15 March 2001
DISTRESS 50, PATCHING AND UTILITY CUT PATCH
12.1. Description. A patch is considered a defect, regardless of how well it is performing.
Deduct curves for patching and utility cut patches are shown in Figure 12.1.
12.2. Severity Levels.
12.2.1. L. Patch is in good condition and is performing satisfactorily (Figures 12.2. and 12.3.).
12.2.2. M. Patch is somewhat deteriorated and affects riding quality to some extent (Figure
12.2.3. H. Patch is badly deteriorated and affects riding quality significantly or has high FOD
potential. Patch needs replacement (Figure 12.5.).
12.3. Porous Friction Courses.
in PFC surfaces causes
a water damming effect at the patch that contributes to differential skid resistance of the surface.
Low-severity, dense-graded patches should be rated as medium severity because of the
differential friction problem. Medium- and high-severity patches are rated the same as above.
12.4. How to Measure. Patching is measured in square feet (square meters) of surface area.
However, if a single patch has areas of differing severity levels, these areas should be measured
and recorded separately.
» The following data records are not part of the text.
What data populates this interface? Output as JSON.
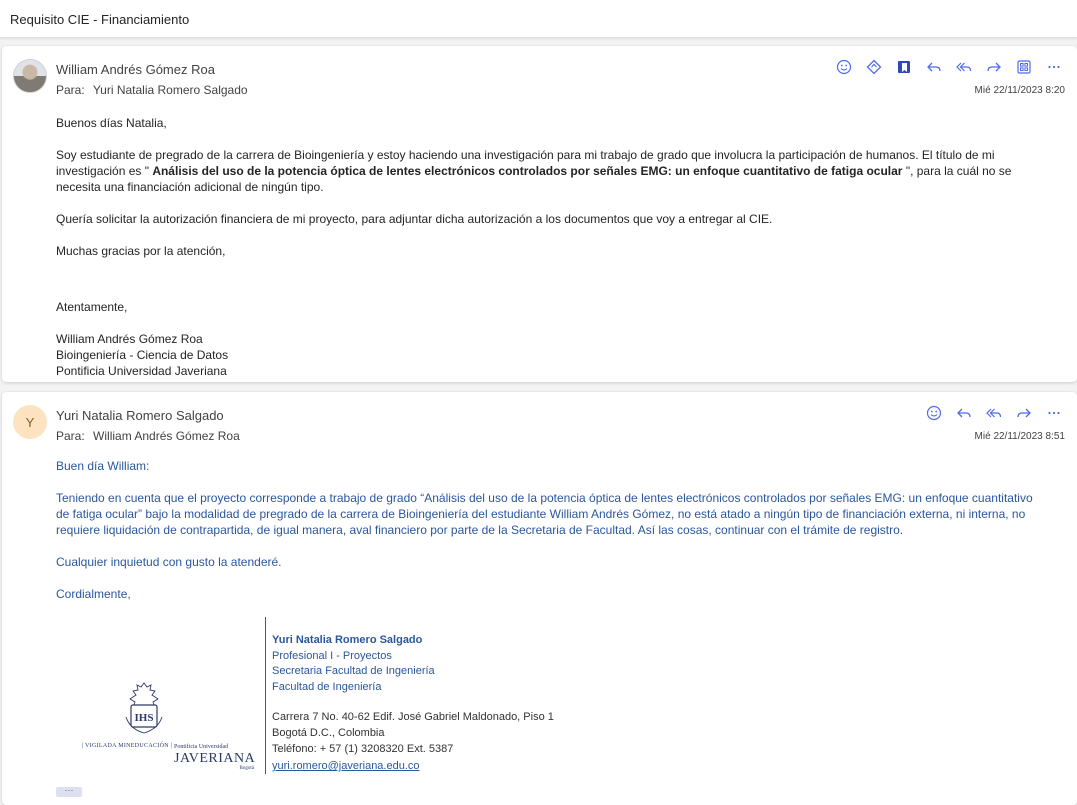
{
  "subject": "Requisito CIE - Financiamiento",
  "colors": {
    "accent": "#4f6bed",
    "body_blue": "#2b579a",
    "avatar_y": "#fde3c0"
  },
  "messages": [
    {
      "sender": "William Andrés Gómez Roa",
      "to_label": "Para:",
      "to": "Yuri Natalia Romero Salgado",
      "date": "Mié 22/11/2023 8:20",
      "actions": [
        "emoji-icon",
        "loop-icon",
        "bookmark-icon",
        "reply-icon",
        "reply-all-icon",
        "forward-icon",
        "apps-icon",
        "more-icon"
      ],
      "greeting": "Buenos días Natalia,",
      "para1_pre": "Soy estudiante de pregrado de la carrera de Bioingeniería y estoy haciendo una investigación para mi trabajo de grado que involucra la participación de humanos. El título de mi investigación es \" ",
      "para1_bold": "Análisis del uso de la potencia óptica de lentes electrónicos controlados por señales EMG: un enfoque cuantitativo de fatiga ocular",
      "para1_post": " \", para la cuál no se necesita una financiación adicional de ningún tipo.",
      "para2": " Quería solicitar la autorización financiera de mi proyecto, para adjuntar dicha autorización a los documentos que voy a entregar al CIE.",
      "para3": "Muchas gracias por la atención,",
      "closing": "Atentamente,",
      "sig_name": "William Andrés Gómez Roa",
      "sig_program": "Bioingeniería - Ciencia de Datos",
      "sig_university": "Pontificia Universidad Javeriana"
    },
    {
      "sender": "Yuri Natalia Romero Salgado",
      "initial": "Y",
      "to_label": "Para:",
      "to": "William Andrés Gómez Roa",
      "date": "Mié 22/11/2023 8:51",
      "actions": [
        "emoji-icon",
        "reply-icon",
        "reply-all-icon",
        "forward-icon",
        "more-icon"
      ],
      "greeting": "Buen día William:",
      "para1": "Teniendo en cuenta que el proyecto corresponde a trabajo de grado “Análisis del uso de la potencia óptica de lentes electrónicos controlados por señales EMG: un enfoque cuantitativo de fatiga ocular” bajo la modalidad de pregrado de la carrera de Bioingeniería del estudiante William Andrés Gómez, no está atado a ningún tipo de financiación externa, ni interna, no requiere liquidación de contrapartida, de igual manera, aval financiero por parte de la Secretaria de Facultad. Así las cosas, continuar con el trámite de registro.",
      "para2": "Cualquier inquietud con gusto la atenderé.",
      "closing": "Cordialmente,",
      "signature": {
        "logo_line1": "Pontificia Universidad",
        "logo_line2": "JAVERIANA",
        "logo_line3": "Bogotá",
        "logo_monogram": "IHS",
        "vigilada": "| VIGILADA MINEDUCACIÓN |",
        "name": "Yuri Natalia Romero Salgado",
        "title": "Profesional I - Proyectos",
        "dept": "Secretaria Facultad de Ingeniería",
        "faculty": "Facultad de Ingeniería",
        "address": "Carrera 7 No. 40-62 Edif. José Gabriel Maldonado, Piso 1",
        "city": "Bogotá D.C., Colombia",
        "phone": "Teléfono: + 57 (1) 3208320 Ext. 5387",
        "email": "yuri.romero@javeriana.edu.co"
      },
      "show_more": "···"
    }
  ]
}
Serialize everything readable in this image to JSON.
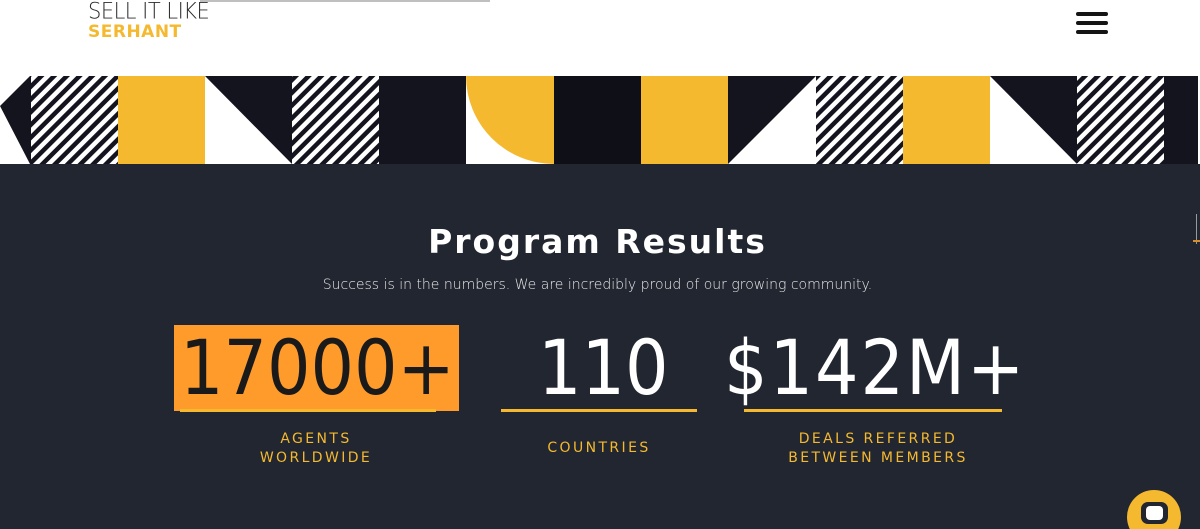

For example, a 25-square-foot (2.3-square-meter) patch may have 10
square feet (1.0 square meter) of medium severity and 15-square-feet (1.4-square-meters) of
light severity. These areas would be recorded separately. Any distress found in a patched area
will not be recorded; however, its effects on the patch will be considered when determining the
patch's severity level.